Description of the task = The lines to copy from the listing below are those that contain the string "December".

Input material =
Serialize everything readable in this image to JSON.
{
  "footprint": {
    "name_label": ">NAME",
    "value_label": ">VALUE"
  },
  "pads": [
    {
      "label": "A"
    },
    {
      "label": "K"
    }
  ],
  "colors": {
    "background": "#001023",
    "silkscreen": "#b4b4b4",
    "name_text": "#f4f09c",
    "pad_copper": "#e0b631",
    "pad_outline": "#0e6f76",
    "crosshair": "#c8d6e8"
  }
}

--

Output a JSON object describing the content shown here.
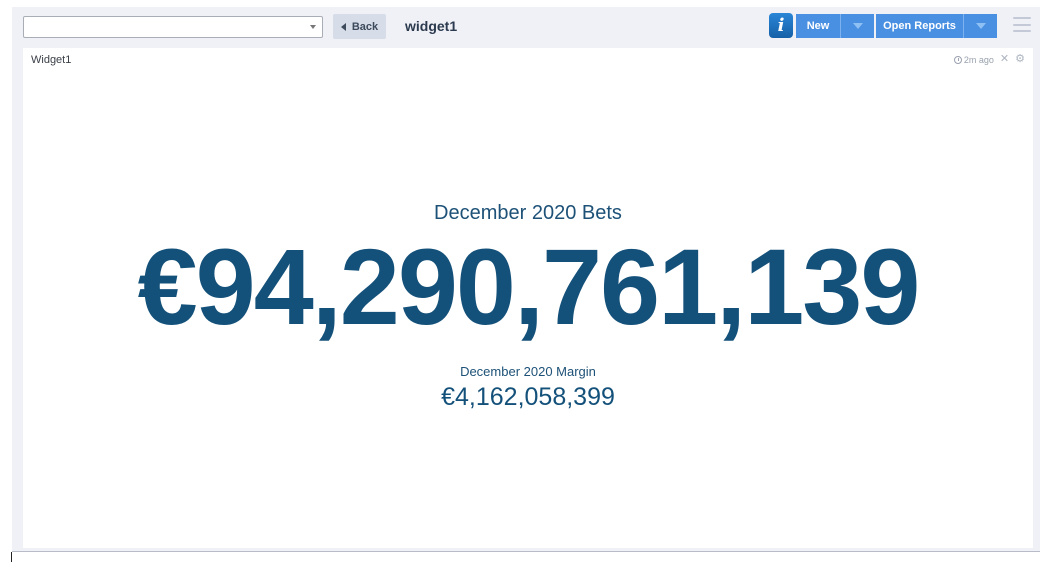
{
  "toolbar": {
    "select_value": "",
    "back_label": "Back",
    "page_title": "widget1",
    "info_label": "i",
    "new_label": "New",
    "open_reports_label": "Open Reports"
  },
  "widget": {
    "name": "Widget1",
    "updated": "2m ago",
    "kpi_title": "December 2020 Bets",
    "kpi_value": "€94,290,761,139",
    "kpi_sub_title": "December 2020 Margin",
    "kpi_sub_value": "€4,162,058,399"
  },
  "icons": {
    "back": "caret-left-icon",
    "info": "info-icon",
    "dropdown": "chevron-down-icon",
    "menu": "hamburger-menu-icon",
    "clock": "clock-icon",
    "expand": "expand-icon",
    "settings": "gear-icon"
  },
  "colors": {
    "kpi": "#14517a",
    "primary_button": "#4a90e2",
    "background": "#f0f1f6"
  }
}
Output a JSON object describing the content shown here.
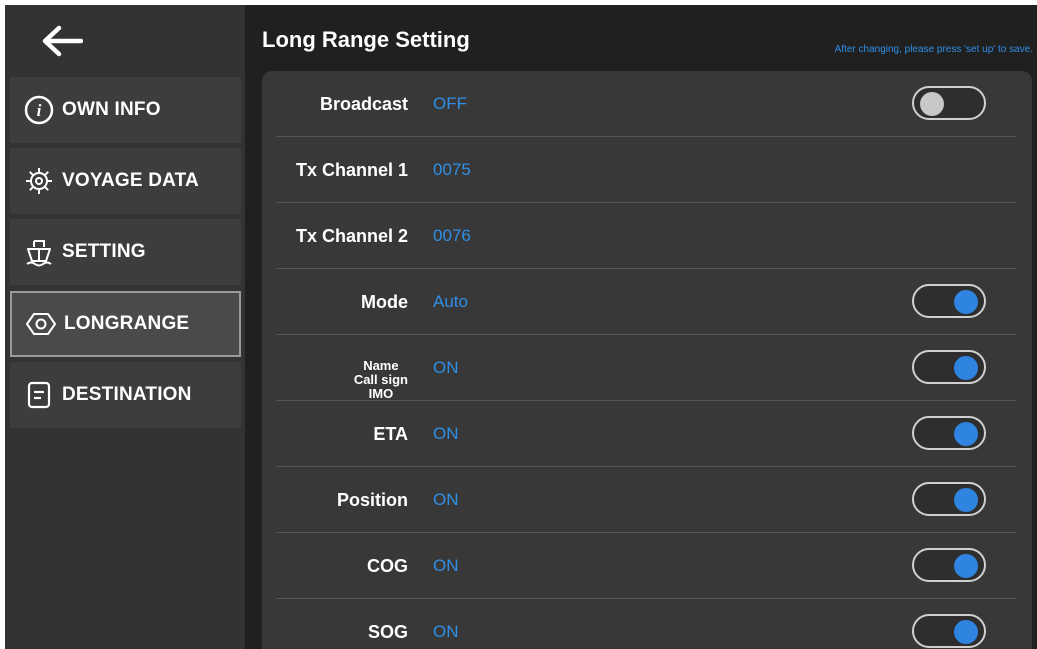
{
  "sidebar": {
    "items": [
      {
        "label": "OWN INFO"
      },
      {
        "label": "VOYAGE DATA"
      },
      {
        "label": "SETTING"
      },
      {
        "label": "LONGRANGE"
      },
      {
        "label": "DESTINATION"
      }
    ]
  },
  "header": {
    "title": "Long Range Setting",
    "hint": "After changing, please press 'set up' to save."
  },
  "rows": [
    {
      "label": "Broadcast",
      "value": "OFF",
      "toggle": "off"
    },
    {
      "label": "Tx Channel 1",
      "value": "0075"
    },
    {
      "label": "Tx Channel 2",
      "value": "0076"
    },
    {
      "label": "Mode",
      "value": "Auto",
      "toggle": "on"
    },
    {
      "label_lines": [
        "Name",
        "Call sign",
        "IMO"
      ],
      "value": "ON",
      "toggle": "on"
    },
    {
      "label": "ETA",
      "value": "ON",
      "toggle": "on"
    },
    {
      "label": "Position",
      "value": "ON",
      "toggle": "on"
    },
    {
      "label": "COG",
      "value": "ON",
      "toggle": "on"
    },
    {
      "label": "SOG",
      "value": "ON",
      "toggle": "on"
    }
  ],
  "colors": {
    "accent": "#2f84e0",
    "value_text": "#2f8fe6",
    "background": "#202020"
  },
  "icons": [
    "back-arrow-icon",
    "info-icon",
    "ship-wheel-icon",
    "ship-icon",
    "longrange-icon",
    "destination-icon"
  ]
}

Reply =
    "kpi_title": "December 2020 Bets",
    "kpi_sub_title": "December 2020 Margin",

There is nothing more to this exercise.